◆ WHAT THE EXERCISE ASKS: Scan the entries for "crop". Every line that holds it is to be copied.

(Stored data entries)

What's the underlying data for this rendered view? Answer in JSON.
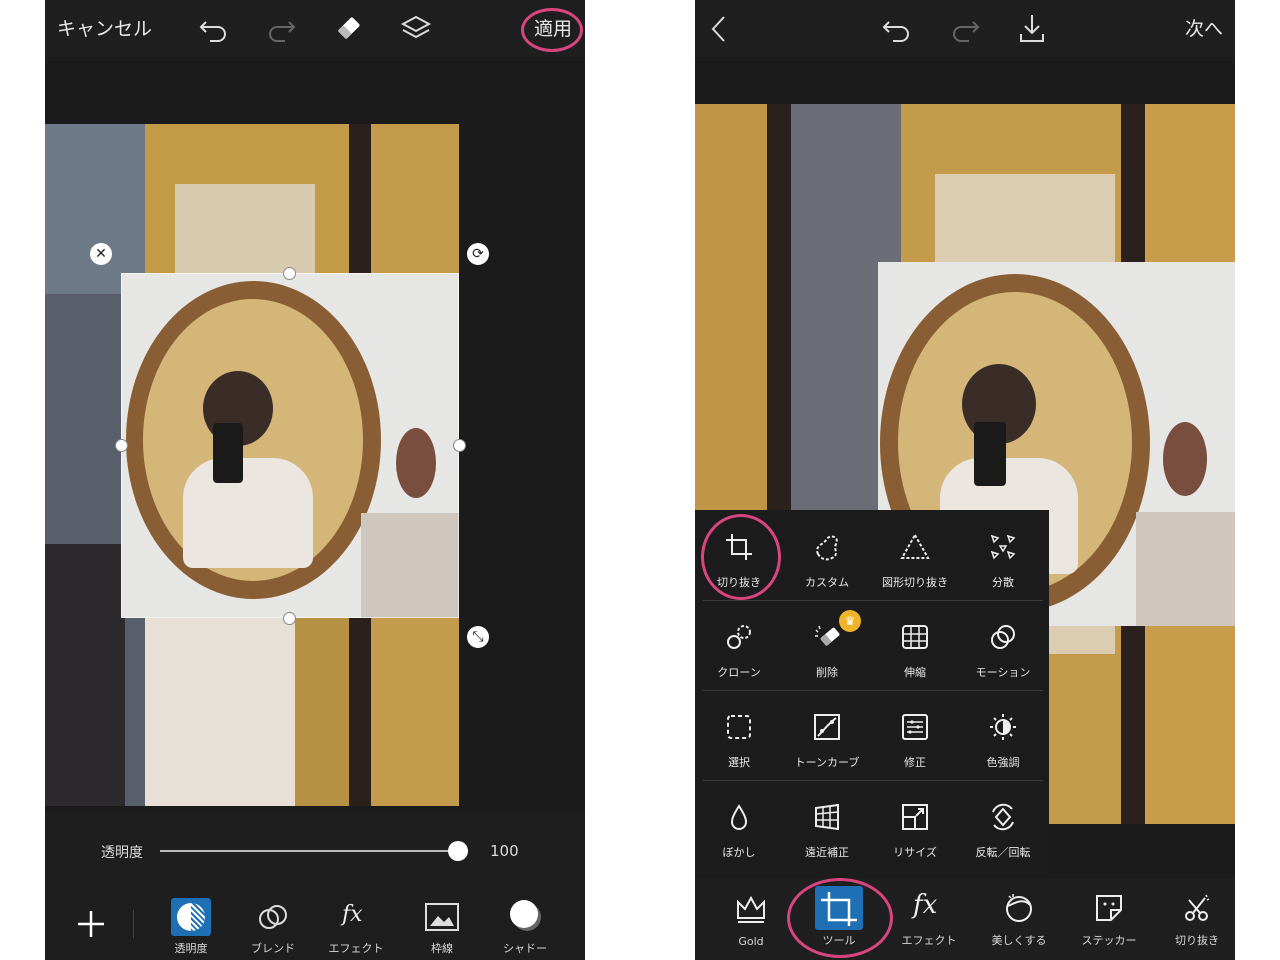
{
  "left": {
    "topbar": {
      "cancel_label": "キャンセル",
      "apply_label": "適用"
    },
    "opacity": {
      "label": "透明度",
      "value": "100",
      "level": 1.0
    },
    "tabs": [
      {
        "icon": "opacity-icon",
        "label": "透明度"
      },
      {
        "icon": "blend-icon",
        "label": "ブレンド"
      },
      {
        "icon": "fx-icon",
        "label": "エフェクト"
      },
      {
        "icon": "border-icon",
        "label": "枠線"
      },
      {
        "icon": "shadow-icon",
        "label": "シャドー"
      }
    ]
  },
  "right": {
    "topbar": {
      "next_label": "次へ"
    },
    "tools_menu": [
      {
        "icon": "crop-icon",
        "label": "切り抜き"
      },
      {
        "icon": "custom-shape-icon",
        "label": "カスタム"
      },
      {
        "icon": "shape-crop-icon",
        "label": "図形切り抜き"
      },
      {
        "icon": "disperse-icon",
        "label": "分散"
      },
      {
        "icon": "clone-icon",
        "label": "クローン"
      },
      {
        "icon": "remove-icon",
        "label": "削除"
      },
      {
        "icon": "stretch-icon",
        "label": "伸縮"
      },
      {
        "icon": "motion-icon",
        "label": "モーション"
      },
      {
        "icon": "select-icon",
        "label": "選択"
      },
      {
        "icon": "tone-curve-icon",
        "label": "トーンカーブ"
      },
      {
        "icon": "adjust-icon",
        "label": "修正"
      },
      {
        "icon": "color-enhance-icon",
        "label": "色強調"
      },
      {
        "icon": "blur-icon",
        "label": "ぼかし"
      },
      {
        "icon": "perspective-icon",
        "label": "遠近補正"
      },
      {
        "icon": "resize-icon",
        "label": "リサイズ"
      },
      {
        "icon": "flip-rotate-icon",
        "label": "反転／回転"
      }
    ],
    "bottom_tabs": [
      {
        "icon": "crown-icon",
        "label": "Gold"
      },
      {
        "icon": "tools-crop-icon",
        "label": "ツール"
      },
      {
        "icon": "fx-icon",
        "label": "エフェクト"
      },
      {
        "icon": "beautify-icon",
        "label": "美しくする"
      },
      {
        "icon": "sticker-icon",
        "label": "ステッカー"
      },
      {
        "icon": "cutout-icon",
        "label": "切り抜き"
      }
    ]
  },
  "colors": {
    "accent_pink": "#d9457e",
    "selected_blue": "#1e6fb4",
    "gold_crown": "#f0b429"
  }
}
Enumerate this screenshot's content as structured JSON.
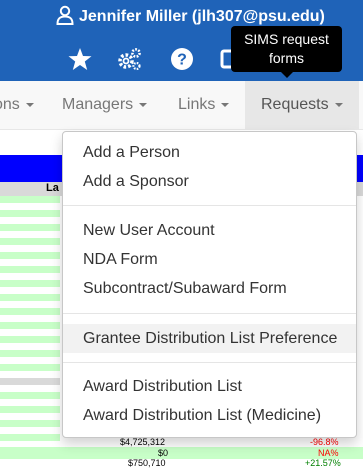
{
  "header": {
    "user_label": "Jennifer Miller (jlh307@psu.edu)",
    "icons": [
      "user-icon",
      "star-icon",
      "cogs-icon",
      "help-icon",
      "forms-icon"
    ]
  },
  "tooltip": {
    "text_line1": "SIMS request",
    "text_line2": "forms"
  },
  "nav": {
    "items": [
      {
        "label": "ons"
      },
      {
        "label": "Managers"
      },
      {
        "label": "Links"
      },
      {
        "label": "Requests"
      }
    ],
    "active": "Requests"
  },
  "dropdown": {
    "groups": [
      [
        "Add a Person",
        "Add a Sponsor"
      ],
      [
        "New User Account",
        "NDA Form",
        "Subcontract/Subaward Form"
      ],
      [
        "Grantee Distribution List Preference"
      ],
      [
        "Award Distribution List",
        "Award Distribution List (Medicine)"
      ]
    ],
    "highlighted": "Grantee Distribution List Preference"
  },
  "background_table": {
    "header_fragment": "La",
    "rows": [
      {
        "amount": "$4,725,312",
        "pct": "-96.8%"
      },
      {
        "amount": "$0",
        "pct": "NA%"
      },
      {
        "amount": "$750,710",
        "pct": "+21.57%"
      }
    ]
  },
  "colors": {
    "header_blue": "#1f63b8",
    "table_header_blue": "#0000ff",
    "row_green": "#c8ffc8",
    "negative_red": "#ff0000",
    "positive_green": "#008000"
  }
}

◆ TASK SOLUTION:
        "icon": "crop-icon",
        "icon": "shape-crop-icon",
        "icon": "tools-crop-icon",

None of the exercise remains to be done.